[Requirement]
An exact copy of every record below is needed, with the pictures left out.

[Records excerpted from a collection]
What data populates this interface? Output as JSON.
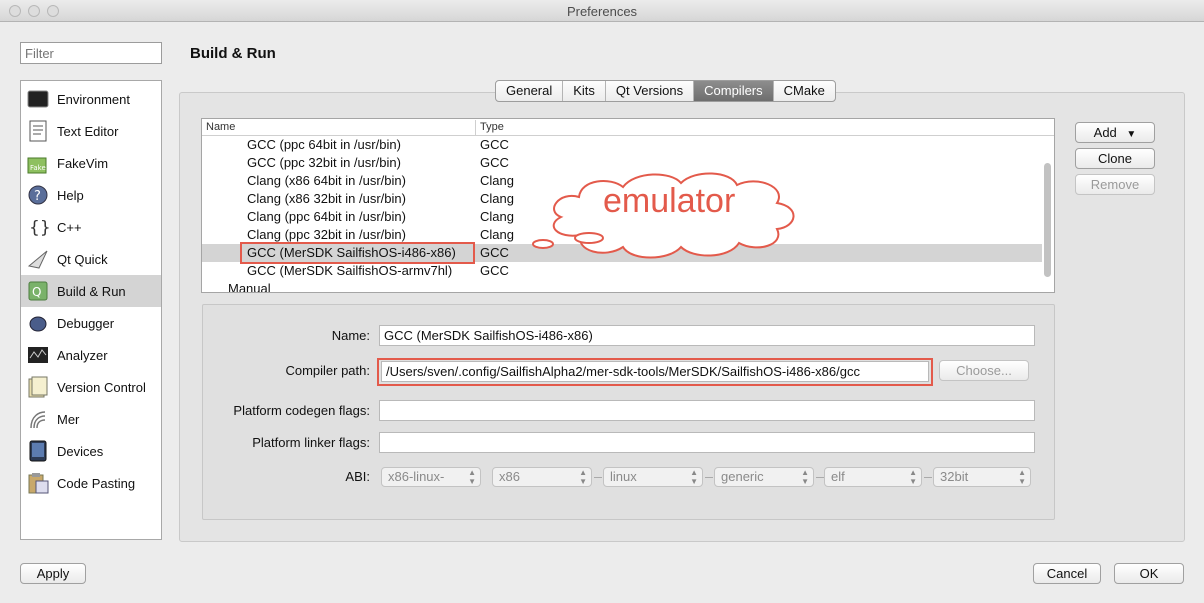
{
  "window": {
    "title": "Preferences"
  },
  "filter": {
    "placeholder": "Filter"
  },
  "sidebar": {
    "items": [
      {
        "label": "Environment",
        "icon": "monitor-icon"
      },
      {
        "label": "Text Editor",
        "icon": "text-document-icon"
      },
      {
        "label": "FakeVim",
        "icon": "fakevim-icon"
      },
      {
        "label": "Help",
        "icon": "help-icon"
      },
      {
        "label": "C++",
        "icon": "braces-icon"
      },
      {
        "label": "Qt Quick",
        "icon": "qtquick-icon"
      },
      {
        "label": "Build & Run",
        "icon": "qt-build-icon",
        "active": true
      },
      {
        "label": "Debugger",
        "icon": "bug-icon"
      },
      {
        "label": "Analyzer",
        "icon": "analyzer-icon"
      },
      {
        "label": "Version Control",
        "icon": "version-control-icon"
      },
      {
        "label": "Mer",
        "icon": "mer-icon"
      },
      {
        "label": "Devices",
        "icon": "device-icon"
      },
      {
        "label": "Code Pasting",
        "icon": "clipboard-icon"
      }
    ]
  },
  "page": {
    "title": "Build & Run"
  },
  "tabs": [
    "General",
    "Kits",
    "Qt Versions",
    "Compilers",
    "CMake"
  ],
  "active_tab": "Compilers",
  "compiler_list": {
    "headers": {
      "name": "Name",
      "type": "Type"
    },
    "rows": [
      {
        "name": "GCC (ppc 64bit in /usr/bin)",
        "type": "GCC"
      },
      {
        "name": "GCC (ppc 32bit in /usr/bin)",
        "type": "GCC"
      },
      {
        "name": "Clang (x86 64bit in /usr/bin)",
        "type": "Clang"
      },
      {
        "name": "Clang (x86 32bit in /usr/bin)",
        "type": "Clang"
      },
      {
        "name": "Clang (ppc 64bit in /usr/bin)",
        "type": "Clang"
      },
      {
        "name": "Clang (ppc 32bit in /usr/bin)",
        "type": "Clang"
      },
      {
        "name": "GCC (MerSDK SailfishOS-i486-x86)",
        "type": "GCC",
        "selected": true
      },
      {
        "name": "GCC (MerSDK SailfishOS-armv7hl)",
        "type": "GCC"
      }
    ],
    "manual_label": "Manual"
  },
  "annotation": {
    "text": "emulator"
  },
  "buttons": {
    "add": "Add",
    "clone": "Clone",
    "remove": "Remove",
    "choose": "Choose...",
    "apply": "Apply",
    "cancel": "Cancel",
    "ok": "OK"
  },
  "details": {
    "name_label": "Name:",
    "name_value": "GCC (MerSDK SailfishOS-i486-x86)",
    "path_label": "Compiler path:",
    "path_value": "/Users/sven/.config/SailfishAlpha2/mer-sdk-tools/MerSDK/SailfishOS-i486-x86/gcc",
    "codegen_label": "Platform codegen flags:",
    "codegen_value": "",
    "linker_label": "Platform linker flags:",
    "linker_value": "",
    "abi_label": "ABI:",
    "abi": [
      "x86-linux-",
      "x86",
      "linux",
      "generic",
      "elf",
      "32bit"
    ]
  },
  "colors": {
    "highlight": "#e35a4b",
    "selected_row": "#d4d4d4"
  }
}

[Answer]
What data populates this interface? Output as JSON.
{
  "window": {
    "title": "Preferences"
  },
  "filter": {
    "placeholder": "Filter"
  },
  "sidebar": {
    "items": [
      {
        "label": "Environment",
        "icon": "monitor-icon"
      },
      {
        "label": "Text Editor",
        "icon": "text-document-icon"
      },
      {
        "label": "FakeVim",
        "icon": "fakevim-icon"
      },
      {
        "label": "Help",
        "icon": "help-icon"
      },
      {
        "label": "C++",
        "icon": "braces-icon"
      },
      {
        "label": "Qt Quick",
        "icon": "qtquick-icon"
      },
      {
        "label": "Build & Run",
        "icon": "qt-build-icon",
        "active": true
      },
      {
        "label": "Debugger",
        "icon": "bug-icon"
      },
      {
        "label": "Analyzer",
        "icon": "analyzer-icon"
      },
      {
        "label": "Version Control",
        "icon": "version-control-icon"
      },
      {
        "label": "Mer",
        "icon": "mer-icon"
      },
      {
        "label": "Devices",
        "icon": "device-icon"
      },
      {
        "label": "Code Pasting",
        "icon": "clipboard-icon"
      }
    ]
  },
  "page": {
    "title": "Build & Run"
  },
  "tabs": [
    "General",
    "Kits",
    "Qt Versions",
    "Compilers",
    "CMake"
  ],
  "active_tab": "Compilers",
  "compiler_list": {
    "headers": {
      "name": "Name",
      "type": "Type"
    },
    "rows": [
      {
        "name": "GCC (ppc 64bit in /usr/bin)",
        "type": "GCC"
      },
      {
        "name": "GCC (ppc 32bit in /usr/bin)",
        "type": "GCC"
      },
      {
        "name": "Clang (x86 64bit in /usr/bin)",
        "type": "Clang"
      },
      {
        "name": "Clang (x86 32bit in /usr/bin)",
        "type": "Clang"
      },
      {
        "name": "Clang (ppc 64bit in /usr/bin)",
        "type": "Clang"
      },
      {
        "name": "Clang (ppc 32bit in /usr/bin)",
        "type": "Clang"
      },
      {
        "name": "GCC (MerSDK SailfishOS-i486-x86)",
        "type": "GCC",
        "selected": true
      },
      {
        "name": "GCC (MerSDK SailfishOS-armv7hl)",
        "type": "GCC"
      }
    ],
    "manual_label": "Manual"
  },
  "annotation": {
    "text": "emulator"
  },
  "buttons": {
    "add": "Add",
    "clone": "Clone",
    "remove": "Remove",
    "choose": "Choose...",
    "apply": "Apply",
    "cancel": "Cancel",
    "ok": "OK"
  },
  "details": {
    "name_label": "Name:",
    "name_value": "GCC (MerSDK SailfishOS-i486-x86)",
    "path_label": "Compiler path:",
    "path_value": "/Users/sven/.config/SailfishAlpha2/mer-sdk-tools/MerSDK/SailfishOS-i486-x86/gcc",
    "codegen_label": "Platform codegen flags:",
    "codegen_value": "",
    "linker_label": "Platform linker flags:",
    "linker_value": "",
    "abi_label": "ABI:",
    "abi": [
      "x86-linux-",
      "x86",
      "linux",
      "generic",
      "elf",
      "32bit"
    ]
  },
  "colors": {
    "highlight": "#e35a4b",
    "selected_row": "#d4d4d4"
  }
}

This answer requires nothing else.